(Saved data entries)
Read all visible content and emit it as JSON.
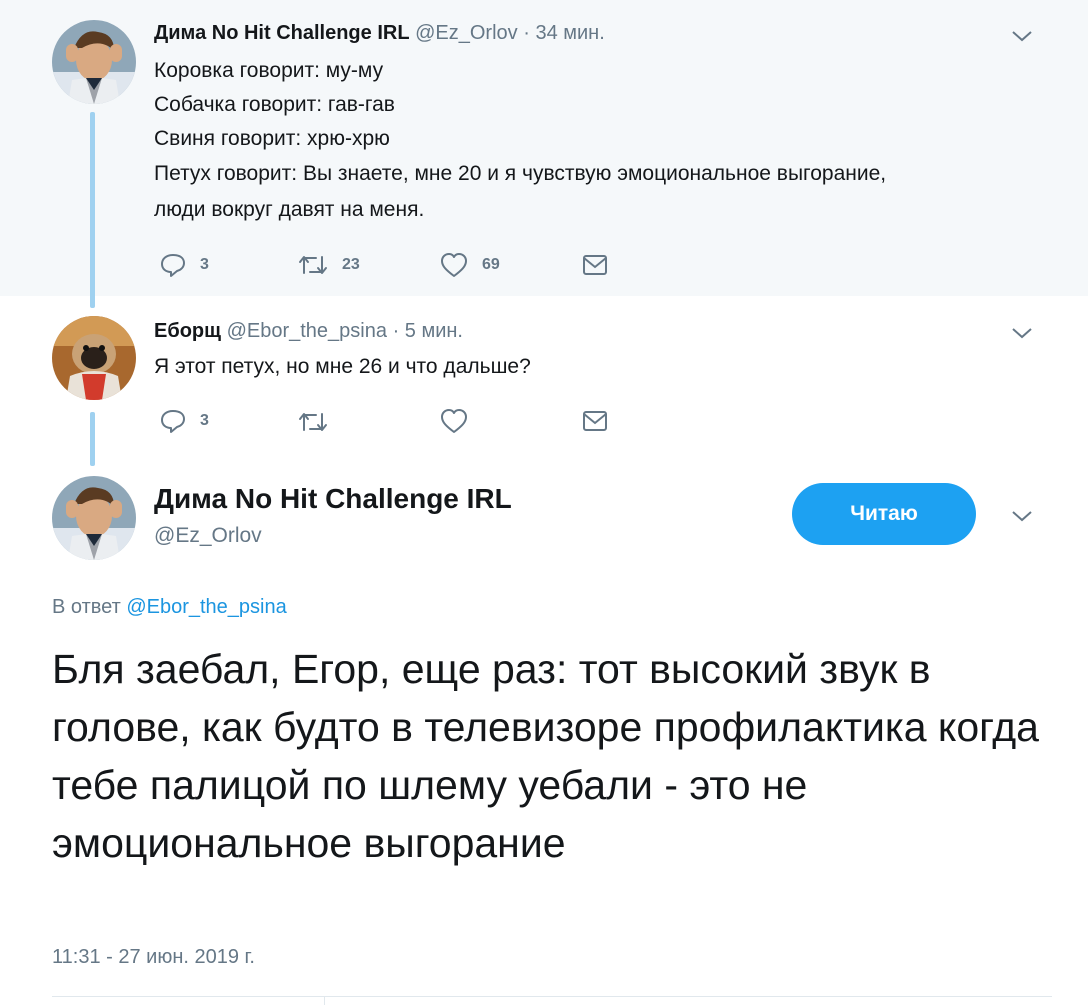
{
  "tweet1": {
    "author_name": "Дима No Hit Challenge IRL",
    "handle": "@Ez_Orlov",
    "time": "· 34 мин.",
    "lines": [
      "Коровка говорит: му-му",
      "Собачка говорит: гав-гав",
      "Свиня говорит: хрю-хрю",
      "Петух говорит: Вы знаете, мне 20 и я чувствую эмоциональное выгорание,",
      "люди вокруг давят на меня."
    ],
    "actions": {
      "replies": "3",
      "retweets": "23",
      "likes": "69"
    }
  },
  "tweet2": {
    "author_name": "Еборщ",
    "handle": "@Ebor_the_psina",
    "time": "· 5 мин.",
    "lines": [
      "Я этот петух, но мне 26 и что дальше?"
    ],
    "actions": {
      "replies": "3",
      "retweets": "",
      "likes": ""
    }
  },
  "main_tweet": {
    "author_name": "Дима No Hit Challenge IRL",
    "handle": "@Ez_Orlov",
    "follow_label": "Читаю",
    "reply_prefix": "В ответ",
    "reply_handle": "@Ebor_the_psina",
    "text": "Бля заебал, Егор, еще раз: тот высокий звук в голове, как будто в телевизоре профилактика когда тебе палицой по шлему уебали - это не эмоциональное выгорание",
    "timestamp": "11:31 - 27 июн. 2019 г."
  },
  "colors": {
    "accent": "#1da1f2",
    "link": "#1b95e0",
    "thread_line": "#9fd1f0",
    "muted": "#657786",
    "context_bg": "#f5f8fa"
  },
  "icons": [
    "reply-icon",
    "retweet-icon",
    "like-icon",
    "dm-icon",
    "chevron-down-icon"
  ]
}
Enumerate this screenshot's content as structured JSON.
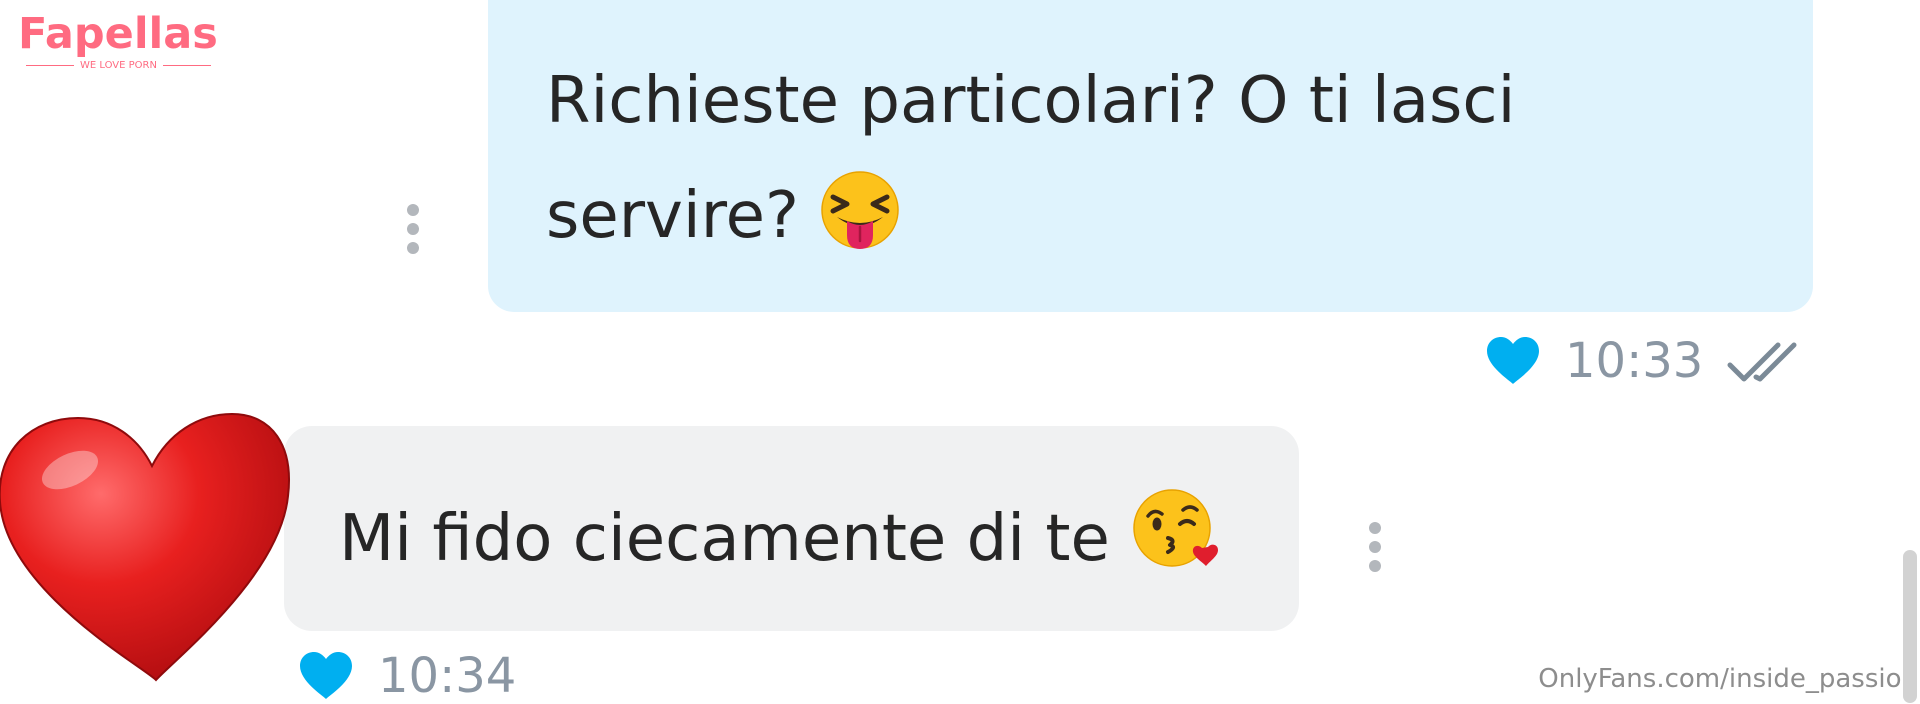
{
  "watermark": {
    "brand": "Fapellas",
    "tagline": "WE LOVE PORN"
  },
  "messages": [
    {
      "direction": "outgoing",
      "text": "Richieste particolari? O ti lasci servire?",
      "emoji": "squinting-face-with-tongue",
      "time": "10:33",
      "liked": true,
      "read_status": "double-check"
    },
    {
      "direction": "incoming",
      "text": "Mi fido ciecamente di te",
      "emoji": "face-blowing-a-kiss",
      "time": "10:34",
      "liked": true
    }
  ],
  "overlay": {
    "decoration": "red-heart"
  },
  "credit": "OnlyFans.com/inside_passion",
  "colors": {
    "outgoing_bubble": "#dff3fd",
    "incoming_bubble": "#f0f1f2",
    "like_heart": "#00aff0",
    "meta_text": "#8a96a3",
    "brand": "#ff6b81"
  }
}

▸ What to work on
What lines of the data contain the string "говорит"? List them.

▸ Written solution
      "Коровка говорит: му-му",
      "Собачка говорит: гав-гав",
      "Свиня говорит: хрю-хрю",
      "Петух говорит: Вы знаете, мне 20 и я чувствую эмоциональное выгорание,",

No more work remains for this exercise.